Physicists have written to the UK's science minister, Lord Drayson, about the "dismal future" for researchers in the UK following cuts announced by a leading UK funding agency last month. They warn that unless the government takes action to reverse the situation the UK will be "perceived as an untrustworthy partner in global projects", and that there will be a brain drain of the best UK scientists to positions overseas.

The cuts were made on 16 December by the Science and Technology Faculties Council (STFC), which announced that the UK will be forced to withdraw from over 25 leading international projects in astronomy, nuclear physics, particle physics and space science.
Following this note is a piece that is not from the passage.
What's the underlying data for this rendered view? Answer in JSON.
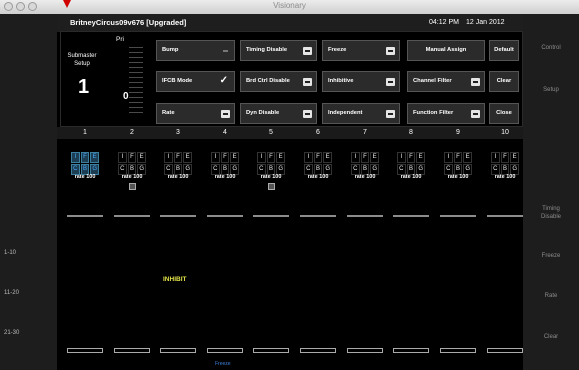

The cuts – brought about by a £40m shortfall in STFC funding – would also lead to a 25% cut in the number of STFC studentships and fellowships over the next five years, as well as a 10% reduction in support for "future exploitation grants".
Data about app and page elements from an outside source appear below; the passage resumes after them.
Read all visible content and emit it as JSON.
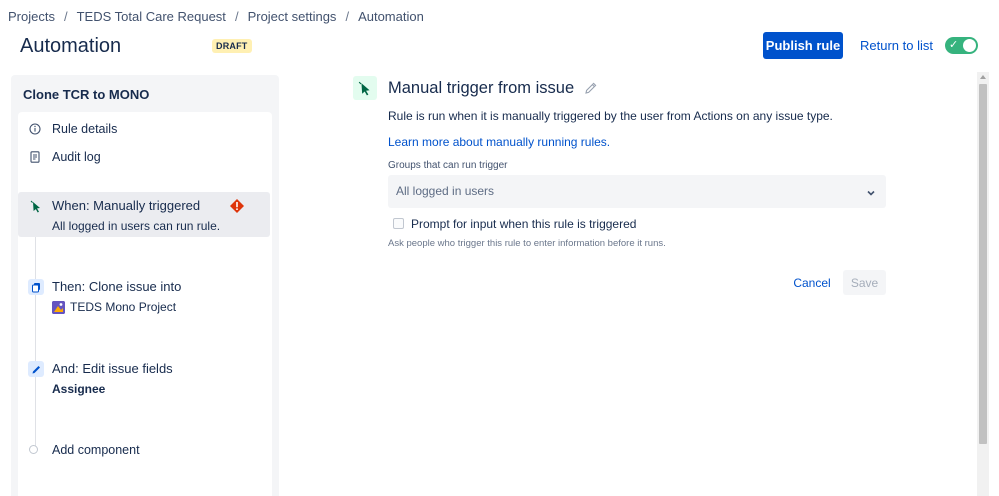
{
  "breadcrumb": [
    "Projects",
    "TEDS Total Care Request",
    "Project settings",
    "Automation"
  ],
  "breadcrumb_separator": "/",
  "header": {
    "title": "Automation",
    "status_badge": "DRAFT",
    "publish_label": "Publish rule",
    "return_label": "Return to list",
    "enabled": true
  },
  "sidebar": {
    "rule_name": "Clone TCR to MONO",
    "menu": [
      {
        "label": "Rule details",
        "icon": "info-icon"
      },
      {
        "label": "Audit log",
        "icon": "document-icon"
      }
    ],
    "steps": [
      {
        "title": "When: Manually triggered",
        "subtitle": "All logged in users can run rule.",
        "icon": "cursor-icon",
        "has_warning": true
      },
      {
        "title": "Then: Clone issue into",
        "subtitle": "TEDS Mono Project",
        "icon": "copy-icon"
      },
      {
        "title": "And: Edit issue fields",
        "subtitle": "Assignee",
        "icon": "pencil-icon"
      }
    ],
    "add_component_label": "Add component"
  },
  "panel": {
    "title": "Manual trigger from issue",
    "description": "Rule is run when it is manually triggered by the user from Actions on any issue type.",
    "learn_more": "Learn more about manually running rules.",
    "groups_label": "Groups that can run trigger",
    "groups_value": "All logged in users",
    "prompt_label": "Prompt for input when this rule is triggered",
    "prompt_checked": false,
    "prompt_helper": "Ask people who trigger this rule to enter information before it runs.",
    "cancel_label": "Cancel",
    "save_label": "Save"
  },
  "colors": {
    "primary": "#0052cc",
    "toggle_on": "#36b37e",
    "warning": "#de350b",
    "trigger_bg": "#e3fcef",
    "action_bg": "#deebff",
    "badge_bg": "#fff0b3"
  }
}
Now, in an unprecedented step, the five chairs of the STFC's advisory panels, which represent the members of the UK's particle physics, nuclear physics, astronomy and space physics communities, have written to the science minister to express their concern about the STFC's budget and the damage it could cause to the UK.
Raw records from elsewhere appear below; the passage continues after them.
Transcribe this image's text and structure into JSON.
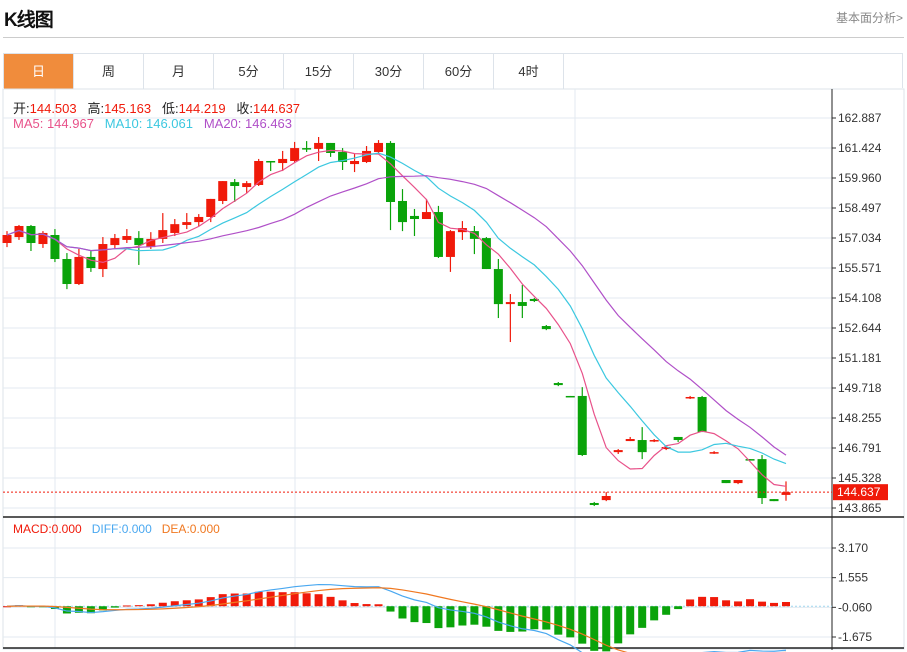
{
  "header": {
    "title": "K线图",
    "link": "基本面分析>"
  },
  "tabs": [
    {
      "label": "日",
      "active": true
    },
    {
      "label": "周"
    },
    {
      "label": "月"
    },
    {
      "label": "5分"
    },
    {
      "label": "15分"
    },
    {
      "label": "30分"
    },
    {
      "label": "60分"
    },
    {
      "label": "4时"
    }
  ],
  "ohlc_info": {
    "open_label": "开:",
    "open": "144.503",
    "high_label": "高:",
    "high": "145.163",
    "low_label": "低:",
    "low": "144.219",
    "close_label": "收:",
    "close": "144.637"
  },
  "ma_info": {
    "ma5": "MA5: 144.967",
    "ma10": "MA10: 146.061",
    "ma20": "MA20: 146.463"
  },
  "macd_info": {
    "macd": "MACD:0.000",
    "diff": "DIFF:0.000",
    "dea": "DEA:0.000"
  },
  "colors": {
    "up": "#f01a0a",
    "down": "#0aa30a",
    "ma5": "#e8528a",
    "ma10": "#3cc8e0",
    "ma20": "#b050c8",
    "diff": "#4aa8f0",
    "dea": "#f07820",
    "accent": "#f08c3c"
  },
  "chart_data": {
    "type": "candlestick",
    "price_ticks": [
      "162.887",
      "161.424",
      "159.960",
      "158.497",
      "157.034",
      "155.571",
      "154.108",
      "152.644",
      "151.181",
      "149.718",
      "148.255",
      "146.791",
      "145.328",
      "143.865"
    ],
    "price_range": [
      143.865,
      162.887
    ],
    "last_price": "144.637",
    "macd_ticks": [
      "3.170",
      "1.555",
      "-0.060",
      "-1.675"
    ],
    "macd_range": [
      -1.675,
      3.17
    ],
    "candles": [
      [
        156.79,
        157.37,
        156.59,
        157.18
      ],
      [
        157.08,
        157.67,
        156.94,
        157.62
      ],
      [
        157.62,
        157.67,
        156.4,
        156.79
      ],
      [
        156.74,
        157.37,
        156.55,
        157.28
      ],
      [
        157.18,
        157.47,
        155.86,
        156.01
      ],
      [
        156.01,
        156.3,
        154.54,
        154.79
      ],
      [
        154.79,
        156.5,
        154.74,
        156.11
      ],
      [
        156.11,
        156.45,
        155.38,
        155.57
      ],
      [
        155.52,
        157.08,
        155.13,
        156.74
      ],
      [
        156.69,
        157.23,
        156.5,
        157.03
      ],
      [
        156.94,
        157.47,
        156.79,
        157.13
      ],
      [
        157.03,
        157.37,
        155.72,
        156.69
      ],
      [
        156.59,
        157.32,
        156.5,
        156.99
      ],
      [
        156.99,
        158.25,
        156.79,
        157.42
      ],
      [
        157.28,
        157.96,
        157.13,
        157.71
      ],
      [
        157.67,
        158.25,
        157.47,
        157.81
      ],
      [
        157.81,
        158.2,
        157.62,
        158.06
      ],
      [
        158.06,
        158.94,
        157.81,
        158.94
      ],
      [
        158.84,
        159.81,
        158.69,
        159.81
      ],
      [
        159.76,
        159.91,
        158.79,
        159.57
      ],
      [
        159.52,
        159.81,
        159.23,
        159.71
      ],
      [
        159.62,
        160.89,
        159.57,
        160.79
      ],
      [
        160.79,
        160.79,
        160.3,
        160.74
      ],
      [
        160.69,
        161.28,
        160.3,
        160.89
      ],
      [
        160.79,
        161.72,
        160.69,
        161.42
      ],
      [
        161.42,
        161.76,
        161.23,
        161.38
      ],
      [
        161.38,
        161.96,
        160.79,
        161.67
      ],
      [
        161.67,
        161.67,
        160.99,
        161.18
      ],
      [
        161.23,
        161.42,
        160.35,
        160.74
      ],
      [
        160.64,
        161.13,
        160.25,
        160.79
      ],
      [
        160.74,
        161.52,
        160.69,
        161.28
      ],
      [
        161.23,
        161.81,
        161.18,
        161.67
      ],
      [
        161.67,
        161.76,
        157.42,
        158.79
      ],
      [
        158.84,
        159.42,
        157.37,
        157.81
      ],
      [
        158.11,
        158.45,
        157.13,
        157.96
      ],
      [
        157.96,
        158.94,
        157.96,
        158.3
      ],
      [
        158.3,
        158.6,
        156.06,
        156.11
      ],
      [
        156.11,
        157.42,
        155.38,
        157.37
      ],
      [
        157.32,
        157.86,
        156.94,
        157.52
      ],
      [
        157.37,
        157.62,
        156.25,
        156.99
      ],
      [
        157.03,
        157.08,
        155.52,
        155.52
      ],
      [
        155.52,
        156.01,
        153.13,
        153.81
      ],
      [
        153.81,
        154.3,
        151.96,
        153.91
      ],
      [
        153.91,
        154.74,
        153.13,
        153.72
      ],
      [
        154.06,
        154.11,
        153.91,
        153.96
      ],
      [
        152.74,
        152.79,
        152.54,
        152.59
      ],
      [
        149.96,
        150.01,
        149.81,
        149.86
      ],
      [
        149.33,
        149.33,
        149.28,
        149.28
      ],
      [
        149.33,
        149.76,
        146.4,
        146.45
      ],
      [
        144.11,
        144.16,
        143.96,
        144.01
      ],
      [
        144.25,
        144.64,
        144.2,
        144.45
      ],
      [
        146.59,
        146.74,
        146.5,
        146.69
      ],
      [
        147.13,
        147.33,
        147.13,
        147.23
      ],
      [
        147.18,
        147.81,
        146.25,
        146.59
      ],
      [
        147.13,
        147.23,
        147.08,
        147.18
      ],
      [
        146.74,
        146.89,
        146.69,
        146.84
      ],
      [
        147.33,
        147.33,
        147.08,
        147.18
      ],
      [
        149.23,
        149.33,
        149.18,
        149.28
      ],
      [
        149.28,
        149.33,
        147.57,
        147.57
      ],
      [
        146.54,
        146.64,
        146.5,
        146.59
      ],
      [
        145.23,
        145.23,
        145.08,
        145.08
      ],
      [
        145.08,
        145.23,
        145.03,
        145.23
      ],
      [
        146.25,
        146.25,
        146.2,
        146.2
      ],
      [
        146.25,
        146.45,
        144.06,
        144.35
      ],
      [
        144.3,
        144.3,
        144.2,
        144.2
      ],
      [
        144.503,
        145.163,
        144.219,
        144.637
      ]
    ]
  }
}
Throwing in the towel

"We are throwing in the towel with regard to investing in future forefront science projects without getting any return on this investment," says Philip Burrows from the University of Oxford, who is chair of the STFC's particle-physics advisory panel and project manager of the UK's involvement in a next-generation linear collider. The other four authors are Michele Dougherty from Imperial College London (near-universe advisory panel), Martin Freer from the University of Birmingham (nuclear physics), Philip Mauskopf from Cardiff University (particle astrophysics) and Bob Nichol from the University of Portsmouth (far universe).

In the letter, the authors say that the STFC "cannot continue to stagger between financial crisis on an almost annual basis", and warn that the funding council is "structurally incapable of managing both an internationally leading fundamental science programme and domestic facilities that are used primarily by scientists funded by other research councils."

The cuts would end support for five astronomy projects including the Auger telescope in Argentina and the UK Infra-Red Telescope as well as nine projects in particle physics including some work preformed at the Boulby mine, the UK's contribution to the CDF and D0 experiments at Fermilab, and plans for a UK neutrino factory.

Managed withdrawal

In nuclear physics, the STFC will phase out its support for the AGATA and PANDA experiments at the GSI heavy-ion laboratory in Darmstadt, and also ALICE at CERN, while the UK will pull out of five space missions – Cassini, Cluster, the Solar and Heliospheric Observatory, Venus Express and XMM-Newton – saving the STFC £42m over five years.

In addition to the "managed withdrawal" in programmes that currently have funding, the STFC has also zeroed out funding for research and development into new accelerator and detector technology that, for example, could affect the UK's involvement in the International Linear Collider (ILC) – the next big particle physics experiment after the Large Hadron Collider at CERN.

Burrows and colleagues call on the government to take action against the budget cuts otherwise the UK's international reputation will be harmed and the UK will find it hard to attract overseas researchers. They warn that as a consequence the quality of research performed at UK universities, which they say is essential for the UK's economic future, will be heavily reduced.

We need a national laboratory

Indeed, the STFC has indicated it will be unable to participate in an upgrade to the LHCb detector at CERN, research into a Super B factory that will aim to produce copious amounts of B mesons, and an upgrade for the neutrino experiment at J-PARC in Japan. Burrows, who leads a team of five PhD students and two postdocs that carry out research into linear colliders, currently has funding until 2011 but will now have to start winding down the work they do. "As things stand we will have to look for opportunities in other areas," he says.

The authors of the letter now call for the structural problems at the STFC to be addressed. This, says Burrows, could involve removing the exposure the STFC's budget has to foreign-exchange fluctuations through its memberships of European projects such as CERN. Burrows also says that it could be possible for a separate funding council, or as he puts it a "national laboratory", to be formed to support big facilities such as the Diamond synchrotron and the ISIS neutron scattering centre that are used by scientists across many disciplines.

Lord Drayson, the UK's science minister, and Michael Sterling, chair of the STFC, will be looking to address the STFC's structure when they meet later this month and an announcement is expected to be made by the end of February.